**WHAT IS NEEDED**
Scan the data for "Science" and copy the lines it appears in.

(RECORD EXTRACTS begins)

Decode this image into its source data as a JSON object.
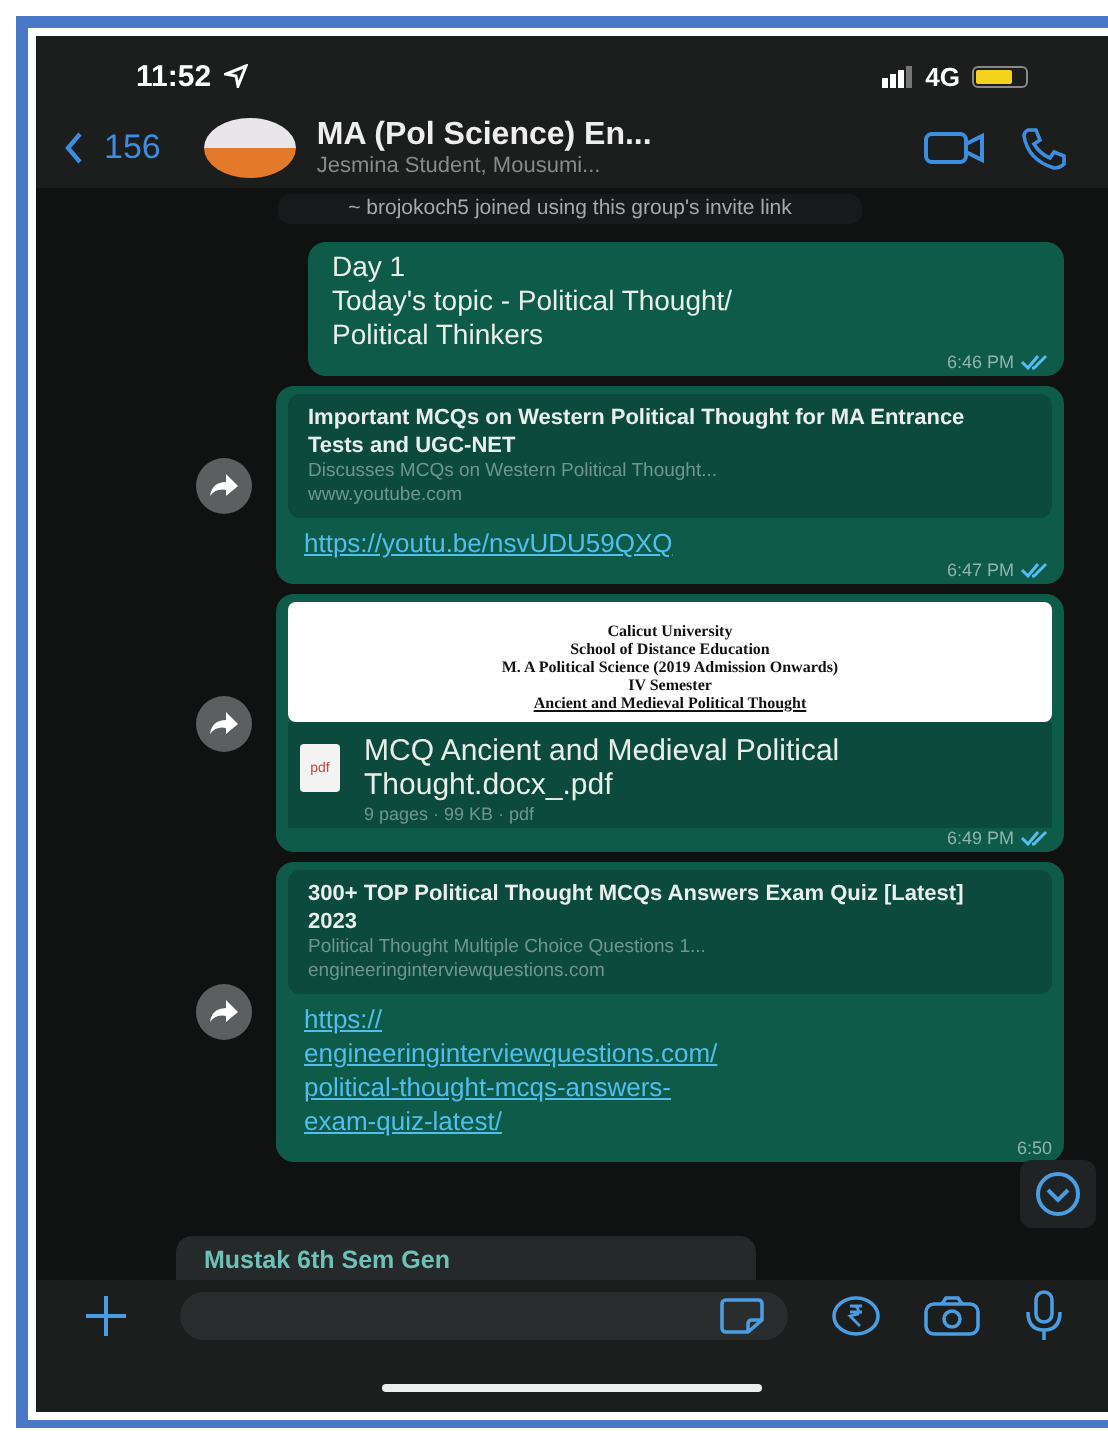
{
  "status_bar": {
    "time": "11:52",
    "network": "4G"
  },
  "header": {
    "back_count": "156",
    "title": "MA (Pol Science) En...",
    "subtitle": "Jesmina Student, Mousumi..."
  },
  "system_message": "~ brojokoch5 joined using this group's invite link",
  "messages": [
    {
      "kind": "text",
      "forward": false,
      "lines": [
        "Day 1",
        "Today's topic - Political Thought/",
        "Political Thinkers"
      ],
      "time": "6:46 PM",
      "read": true
    },
    {
      "kind": "link",
      "forward": true,
      "preview_title": "Important MCQs on Western Political Thought for MA Entrance Tests and UGC-NET",
      "preview_description": "Discusses MCQs on Western Political Thought...",
      "preview_domain": "www.youtube.com",
      "url": "https://youtu.be/nsvUDU59QXQ",
      "time": "6:47 PM",
      "read": true
    },
    {
      "kind": "document",
      "forward": true,
      "preview_lines": [
        "Calicut University",
        "School of Distance Education",
        "M. A Political Science (2019 Admission Onwards)",
        "IV Semester",
        "Ancient and Medieval Political Thought"
      ],
      "file_badge": "pdf",
      "file_name": "MCQ Ancient and Medieval Political Thought.docx_.pdf",
      "file_meta": "9 pages · 99 KB · pdf",
      "time": "6:49 PM",
      "read": true
    },
    {
      "kind": "link",
      "forward": true,
      "preview_title": "300+ TOP Political Thought MCQs Answers Exam Quiz [Latest] 2023",
      "preview_description": "Political Thought Multiple Choice Questions 1...",
      "preview_domain": "engineeringinterviewquestions.com",
      "url": "https://\nengineeringinterviewquestions.com/\npolitical-thought-mcqs-answers-\nexam-quiz-latest/",
      "time": "6:50"
    }
  ],
  "incoming_sender": "Mustak 6th Sem Gen"
}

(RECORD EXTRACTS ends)

**ANSWER SECTION**
    "title": "MA (Pol Science) En...",
        "M. A Political Science (2019 Admission Onwards)",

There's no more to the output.